The first thing to realize is that in art, especially modern art, value is not simply attributed according to how aesthetically pleasing something is or how well it is made. Aesthetics and craftsmanship are certainly important, but they are are by no means the sole or even primary contributors to the value of an artwork, monetary or otherwise. Those who say ‘Memphis (Tricycle)’ is not beautiful or technically accomplished enough to be worth half a million dollars are simply missing the point.

To understand which factors are responsible for the value of a work of art, you must first understand what art is. Art is a way of seeing the world. It challenges perceptions, evokes emotions and stimulates thought. All great art changes the way we see the world around us, or perhaps creates a new world all of its own. That’s what sets art apart from crafts, which are solely concerned with craftsmanship and aesthetics. 

Cindy Sherman's "Untitled #96" (1981) sold for $3,890,500 in 2011, making it the most expensive photograph at the time. Sherman’s life work encompasses several series of self portraits in which she challenges perceptions of identity. This body of photographic work was unprecedented in its scope and consistency, and one of the major forces that established photography as a medium for conceptual art.

With this in mind, it is easy to see why art can only exist by virtue of change. It needs to always show us new things, or show us existing things in new ways. That is why the most highly valued works are always the ones that are the best (not necessarily first) examples of an entirely new movement in art. Those works don’t just show us something new in the work itself, they actually change the world around them. 

This is what William Eggleston’s work represents. Just like the work of Picasso, Van Gogh, Mondriaan or Warhol, Eggleston’s work epitomizes an entirely new movement in art: in this case the movement that established color photography as a legitimate art form in a time when all serious art photography was black & white. It was a movement that gave us an entirely unprecedented look at the way we live, and and forever changed the art of photography. 

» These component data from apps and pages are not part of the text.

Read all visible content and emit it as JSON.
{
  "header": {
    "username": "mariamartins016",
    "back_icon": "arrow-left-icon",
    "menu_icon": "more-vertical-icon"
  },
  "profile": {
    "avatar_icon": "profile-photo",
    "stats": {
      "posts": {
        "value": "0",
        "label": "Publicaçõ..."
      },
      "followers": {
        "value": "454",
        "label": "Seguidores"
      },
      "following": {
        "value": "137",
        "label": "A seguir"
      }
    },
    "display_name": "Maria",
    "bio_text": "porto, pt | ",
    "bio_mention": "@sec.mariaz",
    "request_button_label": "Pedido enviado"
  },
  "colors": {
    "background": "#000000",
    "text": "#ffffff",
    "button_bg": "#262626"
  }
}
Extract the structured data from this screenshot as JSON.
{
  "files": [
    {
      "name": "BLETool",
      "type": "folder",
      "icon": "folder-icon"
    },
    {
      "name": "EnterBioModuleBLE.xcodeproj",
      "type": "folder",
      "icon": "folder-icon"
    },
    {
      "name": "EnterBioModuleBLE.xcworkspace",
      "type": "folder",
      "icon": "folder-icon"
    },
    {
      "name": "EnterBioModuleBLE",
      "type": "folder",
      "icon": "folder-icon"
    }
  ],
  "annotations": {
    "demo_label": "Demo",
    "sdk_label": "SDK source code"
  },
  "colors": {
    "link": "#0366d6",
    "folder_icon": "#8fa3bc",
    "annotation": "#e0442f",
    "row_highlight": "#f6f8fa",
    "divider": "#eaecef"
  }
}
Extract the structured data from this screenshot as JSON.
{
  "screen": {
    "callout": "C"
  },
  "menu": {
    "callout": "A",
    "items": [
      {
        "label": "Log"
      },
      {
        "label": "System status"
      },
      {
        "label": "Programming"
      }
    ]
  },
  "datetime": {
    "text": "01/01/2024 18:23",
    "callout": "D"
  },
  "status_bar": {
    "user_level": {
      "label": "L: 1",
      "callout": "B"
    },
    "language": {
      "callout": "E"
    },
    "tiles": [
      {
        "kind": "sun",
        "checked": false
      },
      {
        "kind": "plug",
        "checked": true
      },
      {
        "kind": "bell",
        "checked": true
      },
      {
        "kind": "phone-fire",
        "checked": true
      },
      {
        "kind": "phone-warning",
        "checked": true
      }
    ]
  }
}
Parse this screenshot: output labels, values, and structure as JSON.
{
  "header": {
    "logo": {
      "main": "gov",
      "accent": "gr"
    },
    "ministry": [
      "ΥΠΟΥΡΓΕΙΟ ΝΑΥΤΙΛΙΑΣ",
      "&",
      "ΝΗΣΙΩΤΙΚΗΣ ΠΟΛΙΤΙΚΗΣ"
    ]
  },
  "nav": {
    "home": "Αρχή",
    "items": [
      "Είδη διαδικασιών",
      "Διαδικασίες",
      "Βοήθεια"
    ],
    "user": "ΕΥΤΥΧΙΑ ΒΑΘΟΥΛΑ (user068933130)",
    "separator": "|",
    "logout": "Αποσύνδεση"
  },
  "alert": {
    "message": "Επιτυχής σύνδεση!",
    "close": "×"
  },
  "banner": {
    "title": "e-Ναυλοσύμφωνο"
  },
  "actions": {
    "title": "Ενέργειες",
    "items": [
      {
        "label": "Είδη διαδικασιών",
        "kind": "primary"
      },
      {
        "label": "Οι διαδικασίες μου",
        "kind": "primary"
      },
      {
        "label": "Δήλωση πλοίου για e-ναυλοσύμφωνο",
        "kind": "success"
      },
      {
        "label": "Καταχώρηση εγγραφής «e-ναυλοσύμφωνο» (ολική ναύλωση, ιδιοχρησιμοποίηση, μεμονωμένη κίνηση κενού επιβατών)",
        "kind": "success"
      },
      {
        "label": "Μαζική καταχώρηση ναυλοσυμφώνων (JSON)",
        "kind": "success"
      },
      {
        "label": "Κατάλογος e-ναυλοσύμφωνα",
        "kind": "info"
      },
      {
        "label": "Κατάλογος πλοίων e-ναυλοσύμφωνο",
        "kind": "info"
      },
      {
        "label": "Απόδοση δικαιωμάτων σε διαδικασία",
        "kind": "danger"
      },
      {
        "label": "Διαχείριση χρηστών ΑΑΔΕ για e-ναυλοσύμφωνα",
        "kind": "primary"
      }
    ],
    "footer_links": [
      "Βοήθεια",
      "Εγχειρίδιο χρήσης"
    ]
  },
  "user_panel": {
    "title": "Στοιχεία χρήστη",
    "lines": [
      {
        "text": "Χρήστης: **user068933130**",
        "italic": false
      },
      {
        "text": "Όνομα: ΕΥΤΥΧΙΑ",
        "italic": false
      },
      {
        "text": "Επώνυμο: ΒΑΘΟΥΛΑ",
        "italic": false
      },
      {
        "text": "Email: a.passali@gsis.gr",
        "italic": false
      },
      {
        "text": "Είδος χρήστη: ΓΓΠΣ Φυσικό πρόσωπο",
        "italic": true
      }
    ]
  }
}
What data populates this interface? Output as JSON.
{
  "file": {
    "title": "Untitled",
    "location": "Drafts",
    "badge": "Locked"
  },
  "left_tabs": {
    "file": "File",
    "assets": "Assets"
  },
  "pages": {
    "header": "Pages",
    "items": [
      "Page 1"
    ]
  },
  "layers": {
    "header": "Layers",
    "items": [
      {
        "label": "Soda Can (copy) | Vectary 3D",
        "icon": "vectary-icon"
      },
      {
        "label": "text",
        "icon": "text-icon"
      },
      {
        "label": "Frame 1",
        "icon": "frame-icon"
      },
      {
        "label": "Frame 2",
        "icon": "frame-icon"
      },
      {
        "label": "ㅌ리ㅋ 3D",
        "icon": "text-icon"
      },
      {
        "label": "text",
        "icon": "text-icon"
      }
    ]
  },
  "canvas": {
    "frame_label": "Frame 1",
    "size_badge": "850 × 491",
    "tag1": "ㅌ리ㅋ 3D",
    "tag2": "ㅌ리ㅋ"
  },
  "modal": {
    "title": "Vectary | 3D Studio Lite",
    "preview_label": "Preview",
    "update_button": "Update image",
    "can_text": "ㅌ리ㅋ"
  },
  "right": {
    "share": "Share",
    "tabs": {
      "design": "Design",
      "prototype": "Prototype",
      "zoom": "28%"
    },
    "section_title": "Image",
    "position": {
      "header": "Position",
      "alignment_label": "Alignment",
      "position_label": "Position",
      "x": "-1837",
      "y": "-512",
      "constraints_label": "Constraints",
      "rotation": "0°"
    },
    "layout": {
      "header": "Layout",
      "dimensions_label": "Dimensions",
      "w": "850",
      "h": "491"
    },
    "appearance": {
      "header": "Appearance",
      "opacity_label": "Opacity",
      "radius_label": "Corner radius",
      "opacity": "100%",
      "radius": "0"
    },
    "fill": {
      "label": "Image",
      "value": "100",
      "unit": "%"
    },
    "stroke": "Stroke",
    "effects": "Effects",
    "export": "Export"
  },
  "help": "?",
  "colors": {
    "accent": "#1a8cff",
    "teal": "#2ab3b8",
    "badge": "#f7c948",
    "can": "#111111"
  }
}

The real reason ‘Memphis (Tricycle)’ has come to stand out is because it so clearly typifies the author and the movement he was part of. It’s in the way the scene so aptly illustrates the time period. It’s in the way the photograph finds beauty in the commonplace and turns an everyday object into something iconic. It’s in the way it seems to reveal the feeling of desolation that lurks behind the facade of American suburbia. It’s in the way the photograph documents everyday life from a new perspective and enlarges the mundane to make it special. This single picture could tell you everything you need to know about the art movement it belongs to.

Andreas Gursky’s 1999 photograph ‘Rhine II’ is the most expensive photograph to date. Gursky used digital manipulation to show a contemporary twist on one of Germany’s favorite themes: the romantic landscape, and man’s relationship with nature. The photograph’s large format and computer aided perfection herald a new age for modern photography and its potential for creating hyper-real visions of the world.

‘Memphis (Tricycle)’ has become the archetypical example of Eggleston’s contribution to the art form, just like ‘Behind the Gare Saint-Lazare’ has for Cartier-Bresson and ‘Rhein II’ has for Gursky. These photographs, in retrospect, are some of the clearest and most accomplished examples of the new movements to which they belong. Together with a handful of other works they represent turning points in the way art represents the world, and because those particular turning points happened once, they can never happen again. 

The art world acknowledges this unique significance and reflects it in the monetary value placed on the works. So is a $4.3 million too much to pay for the world’s most expensive photograph? Considering that it is less than two percent of what was paid for the most expensive painting, I’d say it’s a bargain. 

About the author: David Cohen de Lara is a freelance photographer based in Amsterdam, The Netherlands. Visit his website here.